  • At least 36 units (not including dissertation) in the major area and 9 units in the minor area, including any eligible transfer courses approved by the major or minor department.  At least half of these credit units must be in courses for which ABC grades are given, with a minimum of 12 units of regular grades taken at The University of Arizona (note that this refers to 50% of the total units listed on the Doctoral Plan of Study). Students may take any courses they wish beyond those on the Plan of Study without regard to grading format.
  • 18 units of earned dissertation credit.
  • Required units must be at the 500-level or above at The University of Arizona, with the following exception: The Graduate College will allow up to 6 units of 400-level work toward the Ph.D., but only if those units were not used toward undergraduate degree requirements.
  • A minimum of 30 units must be taken at the University of Arizona (the total includes the 18 required dissertation units); a minimum of 12 units of regularly graded coursework must be taken at the University of Arizona.
Minor Requirements

Students may choose one of three ways to meet the minor area course requirements.

External Minor:

In consultation with their minor area advisor(s), students will take 9-12 graduate units of minor coursework as required/approved by the minor department/program (e.g., Sociology, Communication, Marketing, Psychology, Anthropology, Women’s Studies), all of which may be transfer units from prior graduate study.  The rules governing the external minor are determined by the minor department/program.

FCS Thematic Minor:

In consultation with the minor area advisor(s), students may construct a thematic minor that includes 9-12 graduate units.[1] The FCS Thematic Minor is an appropriate option when the minor is a subarea of the major and will include some FSHD/RCSC classes.  What follows are examples of previous students‘ thematic minors and the coursework they completed to fulfill their thematic minor. These examples are offered as illustrations only:

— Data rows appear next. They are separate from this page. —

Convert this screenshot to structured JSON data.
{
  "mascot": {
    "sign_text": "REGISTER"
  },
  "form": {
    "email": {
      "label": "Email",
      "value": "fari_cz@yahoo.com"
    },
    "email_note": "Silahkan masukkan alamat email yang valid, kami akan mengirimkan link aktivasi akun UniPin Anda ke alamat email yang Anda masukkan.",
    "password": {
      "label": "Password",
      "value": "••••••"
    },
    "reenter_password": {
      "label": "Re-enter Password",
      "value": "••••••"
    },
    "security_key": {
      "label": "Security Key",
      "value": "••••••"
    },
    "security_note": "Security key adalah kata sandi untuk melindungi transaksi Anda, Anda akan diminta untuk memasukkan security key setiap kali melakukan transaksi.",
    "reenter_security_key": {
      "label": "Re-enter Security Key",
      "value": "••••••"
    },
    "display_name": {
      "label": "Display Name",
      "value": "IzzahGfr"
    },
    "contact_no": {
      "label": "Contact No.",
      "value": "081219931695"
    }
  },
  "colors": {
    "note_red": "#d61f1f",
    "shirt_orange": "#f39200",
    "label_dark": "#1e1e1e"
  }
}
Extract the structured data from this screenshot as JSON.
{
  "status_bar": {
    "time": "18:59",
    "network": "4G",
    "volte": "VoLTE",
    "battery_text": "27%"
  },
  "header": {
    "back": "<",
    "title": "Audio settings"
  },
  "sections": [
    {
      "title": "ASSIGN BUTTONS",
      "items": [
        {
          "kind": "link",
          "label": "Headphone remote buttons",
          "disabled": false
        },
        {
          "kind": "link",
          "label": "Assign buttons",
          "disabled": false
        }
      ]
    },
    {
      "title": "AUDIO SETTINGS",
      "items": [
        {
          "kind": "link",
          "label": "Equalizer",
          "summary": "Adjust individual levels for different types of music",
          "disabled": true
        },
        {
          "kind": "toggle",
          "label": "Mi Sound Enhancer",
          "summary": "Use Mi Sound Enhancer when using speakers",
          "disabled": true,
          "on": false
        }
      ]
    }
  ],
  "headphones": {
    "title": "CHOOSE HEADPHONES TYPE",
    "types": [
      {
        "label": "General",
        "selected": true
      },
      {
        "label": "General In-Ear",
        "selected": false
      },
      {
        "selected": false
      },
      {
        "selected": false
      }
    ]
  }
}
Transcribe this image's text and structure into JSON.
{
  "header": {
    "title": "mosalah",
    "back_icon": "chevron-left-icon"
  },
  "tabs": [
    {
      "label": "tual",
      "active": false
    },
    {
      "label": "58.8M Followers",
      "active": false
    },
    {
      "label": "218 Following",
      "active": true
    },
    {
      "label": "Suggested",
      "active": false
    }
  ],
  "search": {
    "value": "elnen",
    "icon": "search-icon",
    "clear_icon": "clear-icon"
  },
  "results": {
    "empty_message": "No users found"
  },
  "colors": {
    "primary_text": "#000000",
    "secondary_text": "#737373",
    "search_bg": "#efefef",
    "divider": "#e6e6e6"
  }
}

  • Intervention Programs and Evaluation (1 FSHD course, 2 FSHD independent studies, 1 CPH course)
  • Children and Chronic Illness (1 FSHD independent study, 1 COMM course, 2 transfer courses from prior graduate study in child dev/pediatric psych)
  • Statistics/Research Methods (3 FSHD courses, 1 Ed Psy course)

Multidisciplinary Minor:

The UA now offers a Multidisciplinary Minor for students who want to create a minor from courses outside of their unit ( The Multidisciplinary Minor is an appropriate option when students want to construct an interdisciplinary minor that is not a subarea of their major. The student’s committee approves the selection of the courses that constitute the Multidisciplinary Minor, and at least one of the instructors from the minor coursework serves on the comprehensive exam committee. 

Student Handbook  
Persistent link:
Last revised 23 Jun 2014